* [Activity]
Using the data that follows, report how many lines include "status"; output no other text.
Data below:
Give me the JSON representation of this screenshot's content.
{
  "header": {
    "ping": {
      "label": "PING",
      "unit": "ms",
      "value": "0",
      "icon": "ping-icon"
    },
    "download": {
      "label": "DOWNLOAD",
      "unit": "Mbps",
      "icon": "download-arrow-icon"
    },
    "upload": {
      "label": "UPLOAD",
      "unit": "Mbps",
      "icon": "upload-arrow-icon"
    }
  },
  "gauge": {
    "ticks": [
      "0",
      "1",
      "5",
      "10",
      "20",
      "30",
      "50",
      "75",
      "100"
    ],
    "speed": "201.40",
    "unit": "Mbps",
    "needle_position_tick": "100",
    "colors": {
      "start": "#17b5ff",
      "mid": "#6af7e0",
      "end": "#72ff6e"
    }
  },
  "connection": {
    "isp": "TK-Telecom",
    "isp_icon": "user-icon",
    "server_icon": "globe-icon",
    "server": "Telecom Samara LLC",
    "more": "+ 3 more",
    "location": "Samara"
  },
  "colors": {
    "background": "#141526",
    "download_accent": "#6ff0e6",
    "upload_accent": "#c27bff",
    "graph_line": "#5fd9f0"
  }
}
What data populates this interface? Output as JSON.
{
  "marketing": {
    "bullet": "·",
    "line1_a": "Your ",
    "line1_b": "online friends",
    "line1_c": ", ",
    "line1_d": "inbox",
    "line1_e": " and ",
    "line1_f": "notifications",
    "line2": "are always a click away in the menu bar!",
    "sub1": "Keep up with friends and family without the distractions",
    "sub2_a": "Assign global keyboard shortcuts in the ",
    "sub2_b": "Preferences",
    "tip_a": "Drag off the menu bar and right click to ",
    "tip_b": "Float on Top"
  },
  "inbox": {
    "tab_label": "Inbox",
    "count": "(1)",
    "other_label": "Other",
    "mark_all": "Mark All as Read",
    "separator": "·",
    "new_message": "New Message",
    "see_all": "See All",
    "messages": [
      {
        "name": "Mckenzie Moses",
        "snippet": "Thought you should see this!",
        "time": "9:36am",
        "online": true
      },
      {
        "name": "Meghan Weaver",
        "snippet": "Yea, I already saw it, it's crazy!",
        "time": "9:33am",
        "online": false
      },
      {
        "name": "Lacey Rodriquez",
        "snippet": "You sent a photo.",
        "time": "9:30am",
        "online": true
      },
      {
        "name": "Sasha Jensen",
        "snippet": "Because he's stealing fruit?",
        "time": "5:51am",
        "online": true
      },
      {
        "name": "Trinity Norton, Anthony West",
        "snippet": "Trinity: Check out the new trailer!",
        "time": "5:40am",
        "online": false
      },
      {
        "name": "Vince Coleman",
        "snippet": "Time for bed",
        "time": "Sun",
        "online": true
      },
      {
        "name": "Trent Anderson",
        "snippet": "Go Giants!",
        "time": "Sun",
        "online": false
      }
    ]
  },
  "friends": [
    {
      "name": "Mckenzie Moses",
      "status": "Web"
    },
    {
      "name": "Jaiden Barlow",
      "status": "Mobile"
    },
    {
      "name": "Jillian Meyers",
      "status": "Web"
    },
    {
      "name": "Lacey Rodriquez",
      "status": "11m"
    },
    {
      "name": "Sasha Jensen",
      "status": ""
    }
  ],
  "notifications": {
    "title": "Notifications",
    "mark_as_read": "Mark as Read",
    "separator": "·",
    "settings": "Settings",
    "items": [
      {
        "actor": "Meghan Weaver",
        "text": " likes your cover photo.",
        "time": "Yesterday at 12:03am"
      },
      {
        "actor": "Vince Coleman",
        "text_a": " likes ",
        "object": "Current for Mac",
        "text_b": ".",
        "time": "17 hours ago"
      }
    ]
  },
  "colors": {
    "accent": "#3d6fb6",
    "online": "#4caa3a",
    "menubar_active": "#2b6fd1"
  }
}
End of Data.
* [Answer below]
5